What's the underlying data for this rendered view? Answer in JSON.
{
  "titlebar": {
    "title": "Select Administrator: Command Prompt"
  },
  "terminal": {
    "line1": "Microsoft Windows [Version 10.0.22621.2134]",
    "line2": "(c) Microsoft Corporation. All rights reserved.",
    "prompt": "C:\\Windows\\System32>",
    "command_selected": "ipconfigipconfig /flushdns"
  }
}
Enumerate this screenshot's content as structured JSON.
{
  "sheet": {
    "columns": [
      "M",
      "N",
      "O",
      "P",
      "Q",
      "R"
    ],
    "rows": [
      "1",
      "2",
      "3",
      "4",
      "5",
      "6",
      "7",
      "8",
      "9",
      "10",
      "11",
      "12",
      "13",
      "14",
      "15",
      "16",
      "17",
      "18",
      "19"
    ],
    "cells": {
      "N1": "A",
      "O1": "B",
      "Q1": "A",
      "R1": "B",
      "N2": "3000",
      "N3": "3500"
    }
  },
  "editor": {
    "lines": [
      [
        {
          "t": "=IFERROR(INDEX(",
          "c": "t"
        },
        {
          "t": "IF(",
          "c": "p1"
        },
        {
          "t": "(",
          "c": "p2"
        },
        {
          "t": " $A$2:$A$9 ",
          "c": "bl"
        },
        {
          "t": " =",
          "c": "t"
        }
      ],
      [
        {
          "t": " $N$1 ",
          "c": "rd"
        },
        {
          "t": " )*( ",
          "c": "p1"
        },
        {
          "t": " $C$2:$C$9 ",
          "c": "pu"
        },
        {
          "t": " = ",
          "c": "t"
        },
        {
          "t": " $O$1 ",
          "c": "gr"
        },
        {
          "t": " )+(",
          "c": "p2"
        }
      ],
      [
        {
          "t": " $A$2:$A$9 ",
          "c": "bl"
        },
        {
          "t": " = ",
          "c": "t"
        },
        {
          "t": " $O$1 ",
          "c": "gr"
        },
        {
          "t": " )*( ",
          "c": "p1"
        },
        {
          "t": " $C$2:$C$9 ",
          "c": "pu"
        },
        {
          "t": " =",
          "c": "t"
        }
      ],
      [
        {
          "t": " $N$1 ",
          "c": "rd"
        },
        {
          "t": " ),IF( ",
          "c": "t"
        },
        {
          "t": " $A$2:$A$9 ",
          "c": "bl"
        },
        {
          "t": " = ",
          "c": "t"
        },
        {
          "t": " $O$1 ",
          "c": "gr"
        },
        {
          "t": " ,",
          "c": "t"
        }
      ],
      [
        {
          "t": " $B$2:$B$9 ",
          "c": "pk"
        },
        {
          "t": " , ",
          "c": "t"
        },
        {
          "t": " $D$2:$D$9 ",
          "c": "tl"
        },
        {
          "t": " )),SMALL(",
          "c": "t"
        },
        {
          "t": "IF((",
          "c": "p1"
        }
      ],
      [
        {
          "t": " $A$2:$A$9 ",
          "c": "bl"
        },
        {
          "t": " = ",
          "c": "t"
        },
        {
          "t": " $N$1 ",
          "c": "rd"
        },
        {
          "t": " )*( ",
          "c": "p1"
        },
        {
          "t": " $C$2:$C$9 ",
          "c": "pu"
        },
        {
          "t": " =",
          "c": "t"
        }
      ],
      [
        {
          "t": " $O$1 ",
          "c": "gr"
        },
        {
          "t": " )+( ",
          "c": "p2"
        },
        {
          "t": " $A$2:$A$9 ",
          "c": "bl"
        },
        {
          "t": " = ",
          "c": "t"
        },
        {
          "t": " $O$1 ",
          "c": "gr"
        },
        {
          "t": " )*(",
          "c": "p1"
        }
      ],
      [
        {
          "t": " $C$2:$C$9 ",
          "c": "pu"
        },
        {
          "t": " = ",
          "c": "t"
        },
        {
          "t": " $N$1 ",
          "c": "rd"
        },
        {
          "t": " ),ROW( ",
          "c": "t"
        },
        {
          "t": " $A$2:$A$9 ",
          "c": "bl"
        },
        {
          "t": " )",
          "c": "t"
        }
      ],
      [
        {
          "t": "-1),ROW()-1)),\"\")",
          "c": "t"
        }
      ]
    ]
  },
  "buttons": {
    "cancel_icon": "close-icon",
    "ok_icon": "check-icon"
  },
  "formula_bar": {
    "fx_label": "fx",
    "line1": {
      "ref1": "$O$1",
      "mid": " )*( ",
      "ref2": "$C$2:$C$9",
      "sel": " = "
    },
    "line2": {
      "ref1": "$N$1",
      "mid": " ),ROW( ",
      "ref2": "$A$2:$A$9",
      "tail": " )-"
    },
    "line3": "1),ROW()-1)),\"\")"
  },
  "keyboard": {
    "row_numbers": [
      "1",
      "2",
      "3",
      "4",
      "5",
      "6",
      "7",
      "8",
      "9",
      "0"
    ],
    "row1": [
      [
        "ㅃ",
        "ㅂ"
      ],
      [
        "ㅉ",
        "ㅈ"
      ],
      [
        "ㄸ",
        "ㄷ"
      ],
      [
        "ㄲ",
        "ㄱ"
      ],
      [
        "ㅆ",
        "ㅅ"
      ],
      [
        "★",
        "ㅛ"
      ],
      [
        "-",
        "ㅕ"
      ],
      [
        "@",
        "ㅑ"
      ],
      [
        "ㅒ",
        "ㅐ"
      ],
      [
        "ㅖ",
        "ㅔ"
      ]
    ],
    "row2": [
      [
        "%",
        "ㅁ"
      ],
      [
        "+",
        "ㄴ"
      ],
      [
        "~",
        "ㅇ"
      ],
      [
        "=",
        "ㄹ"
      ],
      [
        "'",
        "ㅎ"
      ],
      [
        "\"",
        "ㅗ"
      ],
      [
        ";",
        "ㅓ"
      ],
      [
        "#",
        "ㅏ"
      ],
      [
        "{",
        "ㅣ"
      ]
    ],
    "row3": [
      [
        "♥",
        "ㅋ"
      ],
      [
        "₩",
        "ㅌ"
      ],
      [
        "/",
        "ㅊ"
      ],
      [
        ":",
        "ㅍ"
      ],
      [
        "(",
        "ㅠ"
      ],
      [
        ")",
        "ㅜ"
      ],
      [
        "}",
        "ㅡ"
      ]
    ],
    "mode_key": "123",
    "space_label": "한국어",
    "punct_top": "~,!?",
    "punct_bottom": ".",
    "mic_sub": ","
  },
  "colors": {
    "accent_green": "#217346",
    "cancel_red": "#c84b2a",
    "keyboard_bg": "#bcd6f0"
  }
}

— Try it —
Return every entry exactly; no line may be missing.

— Response for this exercise —
What's the underlying data for this rendered view? Answer in JSON.
{
  "titlebar": {
    "title": "Select Administrator: Command Prompt"
  },
  "terminal": {
    "line1": "Microsoft Windows [Version 10.0.22621.2134]",
    "line2": "(c) Microsoft Corporation. All rights reserved.",
    "prompt": "C:\\Windows\\System32>",
    "command_selected": "ipconfigipconfig /flushdns"
  }
}
Enumerate this screenshot's content as structured JSON.
{
  "sheet": {
    "columns": [
      "M",
      "N",
      "O",
      "P",
      "Q",
      "R"
    ],
    "rows": [
      "1",
      "2",
      "3",
      "4",
      "5",
      "6",
      "7",
      "8",
      "9",
      "10",
      "11",
      "12",
      "13",
      "14",
      "15",
      "16",
      "17",
      "18",
      "19"
    ],
    "cells": {
      "N1": "A",
      "O1": "B",
      "Q1": "A",
      "R1": "B",
      "N2": "3000",
      "N3": "3500"
    }
  },
  "editor": {
    "lines": [
      [
        {
          "t": "=IFERROR(INDEX(",
          "c": "t"
        },
        {
          "t": "IF(",
          "c": "p1"
        },
        {
          "t": "(",
          "c": "p2"
        },
        {
          "t": " $A$2:$A$9 ",
          "c": "bl"
        },
        {
          "t": " =",
          "c": "t"
        }
      ],
      [
        {
          "t": " $N$1 ",
          "c": "rd"
        },
        {
          "t": " )*( ",
          "c": "p1"
        },
        {
          "t": " $C$2:$C$9 ",
          "c": "pu"
        },
        {
          "t": " = ",
          "c": "t"
        },
        {
          "t": " $O$1 ",
          "c": "gr"
        },
        {
          "t": " )+(",
          "c": "p2"
        }
      ],
      [
        {
          "t": " $A$2:$A$9 ",
          "c": "bl"
        },
        {
          "t": " = ",
          "c": "t"
        },
        {
          "t": " $O$1 ",
          "c": "gr"
        },
        {
          "t": " )*( ",
          "c": "p1"
        },
        {
          "t": " $C$2:$C$9 ",
          "c": "pu"
        },
        {
          "t": " =",
          "c": "t"
        }
      ],
      [
        {
          "t": " $N$1 ",
          "c": "rd"
        },
        {
          "t": " ),IF( ",
          "c": "t"
        },
        {
          "t": " $A$2:$A$9 ",
          "c": "bl"
        },
        {
          "t": " = ",
          "c": "t"
        },
        {
          "t": " $O$1 ",
          "c": "gr"
        },
        {
          "t": " ,",
          "c": "t"
        }
      ],
      [
        {
          "t": " $B$2:$B$9 ",
          "c": "pk"
        },
        {
          "t": " , ",
          "c": "t"
        },
        {
          "t": " $D$2:$D$9 ",
          "c": "tl"
        },
        {
          "t": " )),SMALL(",
          "c": "t"
        },
        {
          "t": "IF((",
          "c": "p1"
        }
      ],
      [
        {
          "t": " $A$2:$A$9 ",
          "c": "bl"
        },
        {
          "t": " = ",
          "c": "t"
        },
        {
          "t": " $N$1 ",
          "c": "rd"
        },
        {
          "t": " )*( ",
          "c": "p1"
        },
        {
          "t": " $C$2:$C$9 ",
          "c": "pu"
        },
        {
          "t": " =",
          "c": "t"
        }
      ],
      [
        {
          "t": " $O$1 ",
          "c": "gr"
        },
        {
          "t": " )+( ",
          "c": "p2"
        },
        {
          "t": " $A$2:$A$9 ",
          "c": "bl"
        },
        {
          "t": " = ",
          "c": "t"
        },
        {
          "t": " $O$1 ",
          "c": "gr"
        },
        {
          "t": " )*(",
          "c": "p1"
        }
      ],
      [
        {
          "t": " $C$2:$C$9 ",
          "c": "pu"
        },
        {
          "t": " = ",
          "c": "t"
        },
        {
          "t": " $N$1 ",
          "c": "rd"
        },
        {
          "t": " ),ROW( ",
          "c": "t"
        },
        {
          "t": " $A$2:$A$9 ",
          "c": "bl"
        },
        {
          "t": " )",
          "c": "t"
        }
      ],
      [
        {
          "t": "-1),ROW()-1)),\"\")",
          "c": "t"
        }
      ]
    ]
  },
  "buttons": {
    "cancel_icon": "close-icon",
    "ok_icon": "check-icon"
  },
  "formula_bar": {
    "fx_label": "fx",
    "line1": {
      "ref1": "$O$1",
      "mid": " )*( ",
      "ref2": "$C$2:$C$9",
      "sel": " = "
    },
    "line2": {
      "ref1": "$N$1",
      "mid": " ),ROW( ",
      "ref2": "$A$2:$A$9",
      "tail": " )-"
    },
    "line3": "1),ROW()-1)),\"\")"
  },
  "keyboard": {
    "row_numbers": [
      "1",
      "2",
      "3",
      "4",
      "5",
      "6",
      "7",
      "8",
      "9",
      "0"
    ],
    "row1": [
      [
        "ㅃ",
        "ㅂ"
      ],
      [
        "ㅉ",
        "ㅈ"
      ],
      [
        "ㄸ",
        "ㄷ"
      ],
      [
        "ㄲ",
        "ㄱ"
      ],
      [
        "ㅆ",
        "ㅅ"
      ],
      [
        "★",
        "ㅛ"
      ],
      [
        "-",
        "ㅕ"
      ],
      [
        "@",
        "ㅑ"
      ],
      [
        "ㅒ",
        "ㅐ"
      ],
      [
        "ㅖ",
        "ㅔ"
      ]
    ],
    "row2": [
      [
        "%",
        "ㅁ"
      ],
      [
        "+",
        "ㄴ"
      ],
      [
        "~",
        "ㅇ"
      ],
      [
        "=",
        "ㄹ"
      ],
      [
        "'",
        "ㅎ"
      ],
      [
        "\"",
        "ㅗ"
      ],
      [
        ";",
        "ㅓ"
      ],
      [
        "#",
        "ㅏ"
      ],
      [
        "{",
        "ㅣ"
      ]
    ],
    "row3": [
      [
        "♥",
        "ㅋ"
      ],
      [
        "₩",
        "ㅌ"
      ],
      [
        "/",
        "ㅊ"
      ],
      [
        ":",
        "ㅍ"
      ],
      [
        "(",
        "ㅠ"
      ],
      [
        ")",
        "ㅜ"
      ],
      [
        "}",
        "ㅡ"
      ]
    ],
    "mode_key": "123",
    "space_label": "한국어",
    "punct_top": "~,!?",
    "punct_bottom": ".",
    "mic_sub": ","
  },
  "colors": {
    "accent_green": "#217346",
    "cancel_red": "#c84b2a",
    "keyboard_bg": "#bcd6f0"
  }
}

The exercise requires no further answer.